| About this task |
The word "title" marks the lines to find; copy every such line from the data below.

| Exercise input |
____________

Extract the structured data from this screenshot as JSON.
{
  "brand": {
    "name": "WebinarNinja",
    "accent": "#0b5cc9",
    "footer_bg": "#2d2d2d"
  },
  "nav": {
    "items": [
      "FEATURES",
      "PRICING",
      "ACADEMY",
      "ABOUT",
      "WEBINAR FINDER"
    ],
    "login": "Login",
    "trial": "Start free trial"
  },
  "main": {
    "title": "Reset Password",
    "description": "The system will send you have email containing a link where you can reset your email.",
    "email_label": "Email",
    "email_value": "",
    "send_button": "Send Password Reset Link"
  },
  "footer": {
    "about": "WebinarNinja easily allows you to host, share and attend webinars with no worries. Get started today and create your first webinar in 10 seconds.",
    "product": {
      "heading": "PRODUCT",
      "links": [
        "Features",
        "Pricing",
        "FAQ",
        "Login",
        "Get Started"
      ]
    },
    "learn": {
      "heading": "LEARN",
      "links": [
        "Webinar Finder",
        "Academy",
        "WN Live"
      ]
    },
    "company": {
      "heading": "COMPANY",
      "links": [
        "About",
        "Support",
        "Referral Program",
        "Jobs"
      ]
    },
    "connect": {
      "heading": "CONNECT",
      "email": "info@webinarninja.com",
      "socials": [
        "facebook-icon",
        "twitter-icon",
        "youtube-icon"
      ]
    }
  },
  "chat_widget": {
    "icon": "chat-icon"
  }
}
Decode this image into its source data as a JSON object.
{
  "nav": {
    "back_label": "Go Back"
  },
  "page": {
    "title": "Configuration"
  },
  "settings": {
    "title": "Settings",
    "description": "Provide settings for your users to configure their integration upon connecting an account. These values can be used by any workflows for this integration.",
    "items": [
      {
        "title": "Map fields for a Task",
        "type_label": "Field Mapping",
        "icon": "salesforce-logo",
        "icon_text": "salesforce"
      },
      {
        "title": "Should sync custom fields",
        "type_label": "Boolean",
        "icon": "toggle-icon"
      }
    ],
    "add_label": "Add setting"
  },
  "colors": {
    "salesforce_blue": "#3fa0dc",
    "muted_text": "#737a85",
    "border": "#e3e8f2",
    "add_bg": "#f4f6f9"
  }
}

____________

| Solution to this task |
    "title": "Reset Password",
    "title": "Configuration"
    "title": "Settings",
        "title": "Map fields for a Task",
        "title": "Should sync custom fields",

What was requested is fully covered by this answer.